**What is expected**
Show all lines from the listing below that contain "certificate".

**Recorded data**
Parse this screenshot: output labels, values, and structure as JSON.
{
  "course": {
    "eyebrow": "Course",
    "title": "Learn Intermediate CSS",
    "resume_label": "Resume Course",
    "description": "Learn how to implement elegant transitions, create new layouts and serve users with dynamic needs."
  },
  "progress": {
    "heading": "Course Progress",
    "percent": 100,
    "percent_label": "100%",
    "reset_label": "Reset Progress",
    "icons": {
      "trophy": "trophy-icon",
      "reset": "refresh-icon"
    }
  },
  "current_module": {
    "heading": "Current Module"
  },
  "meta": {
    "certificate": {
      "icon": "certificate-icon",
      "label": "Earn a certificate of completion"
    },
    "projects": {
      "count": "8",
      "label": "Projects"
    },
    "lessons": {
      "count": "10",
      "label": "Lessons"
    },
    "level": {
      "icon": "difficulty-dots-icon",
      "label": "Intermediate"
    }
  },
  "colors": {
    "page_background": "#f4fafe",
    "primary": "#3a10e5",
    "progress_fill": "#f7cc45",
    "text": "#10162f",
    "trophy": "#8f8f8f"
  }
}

**Solution for this task**
    "certificate": {
      "icon": "certificate-icon",
      "label": "Earn a certificate of completion"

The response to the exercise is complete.